Proposed Bill Would Allow Doubling Venues
There are already some regulatory changes to Bulgarian Sports Totalizator’s (BST) activities that are expected to go into effect, starting in August. BST is Bulgaria’s state-owned “Toto” (Lotto-equivalent) provider, and additionally provides more sports games – both online, as well as in situ. The change concerns BST’s venues and would require that all BST games be provided only within its own network. This would see the approximately 1,500 gaming operation sites cut down to around 600, which in turn would most probably negatively affect revenue.
Bulgaria’s ITN political party made a counter proposal in its latest bill proposition. ITN’s Lyubomir Karimanski, Iva Miteva, and Andrey Mihaylov are calling for opening new gaming points of sales, up to a maximum of 3,000 throughout the country. The proposed bill describes two main types of wagers: random event betting and games requiring fact knowledge.
According to the bill, there should be a more discernable distinguishment between bingo, casino or slot machine games versus other forms of gambling. The new gambling venues must be clearly designated and marked as gambling venues for a certain game. It’s proposed that all the new venues be established on premises owned or rented directly by BST and should offer self-service devices. The party’s forecasts don’t see the proposed changes posing any additional administrative burden or expenses to BST, making it an easier sell come voting time.
Deyan Petkov independently made a proposition to increase the number of gaming venues for the government-owned BST as well, asking for one venue per 1,725 people. Presumably, this is 1,725 people who are allowed to gamble, but it’s unclear if that’s the intended characterization precisely.
Tough Politically Charged Climate
Since Bulgaria’s political climate is rather unsteady at the moment, almost all parties are in a frenzy to propose as many bills as possible. There won’t be enough time to look at all of them, let alone vote them through, so it’s still unclear what the practical ramifications for Bulgaria’s BST could be.
At any rate, all income from BST’s gaming activity is used to cover operational expenses and further fund physical education, local sports and culture events, as well as the creation and maintenance of sports facilities throughout public and municipal schools.
The recently appointed BST director – Alexander Todorov – was selected by Radostin Vasilev, who himself was the minister of sports up until recently, and originally came from ITN as well. Controlling BST often makes the person at the highest position intricately linked to the state of all relative governmental bodies and their actions. This might prove beneficial for the parties, backing the directors of BST throughout the years, as public perception easily shifts that way when results are visible.

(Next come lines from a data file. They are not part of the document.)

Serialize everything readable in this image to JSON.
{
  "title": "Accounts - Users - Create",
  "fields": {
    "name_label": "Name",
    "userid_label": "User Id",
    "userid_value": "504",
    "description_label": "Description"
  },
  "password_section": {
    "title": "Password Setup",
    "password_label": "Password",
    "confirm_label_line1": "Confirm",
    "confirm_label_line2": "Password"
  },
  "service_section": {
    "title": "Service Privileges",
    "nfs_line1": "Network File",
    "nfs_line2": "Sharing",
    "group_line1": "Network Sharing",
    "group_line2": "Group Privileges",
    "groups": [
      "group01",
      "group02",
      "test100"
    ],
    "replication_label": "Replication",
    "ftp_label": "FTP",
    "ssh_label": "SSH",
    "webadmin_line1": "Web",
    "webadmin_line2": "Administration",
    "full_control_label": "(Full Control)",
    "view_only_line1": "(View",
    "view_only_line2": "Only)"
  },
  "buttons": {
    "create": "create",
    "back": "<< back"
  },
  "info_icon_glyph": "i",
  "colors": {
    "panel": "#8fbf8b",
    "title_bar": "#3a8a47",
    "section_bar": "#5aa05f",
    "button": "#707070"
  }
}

BST was handed a total lottery monopoly back in 2020, after a bill amending the 2012 Gambling Act was passed into law on February 7, making all previously private operators obsolete. This further propelled a movement to try and regulate the state-owned company more tightly and directors have historically usually been very politically exposed.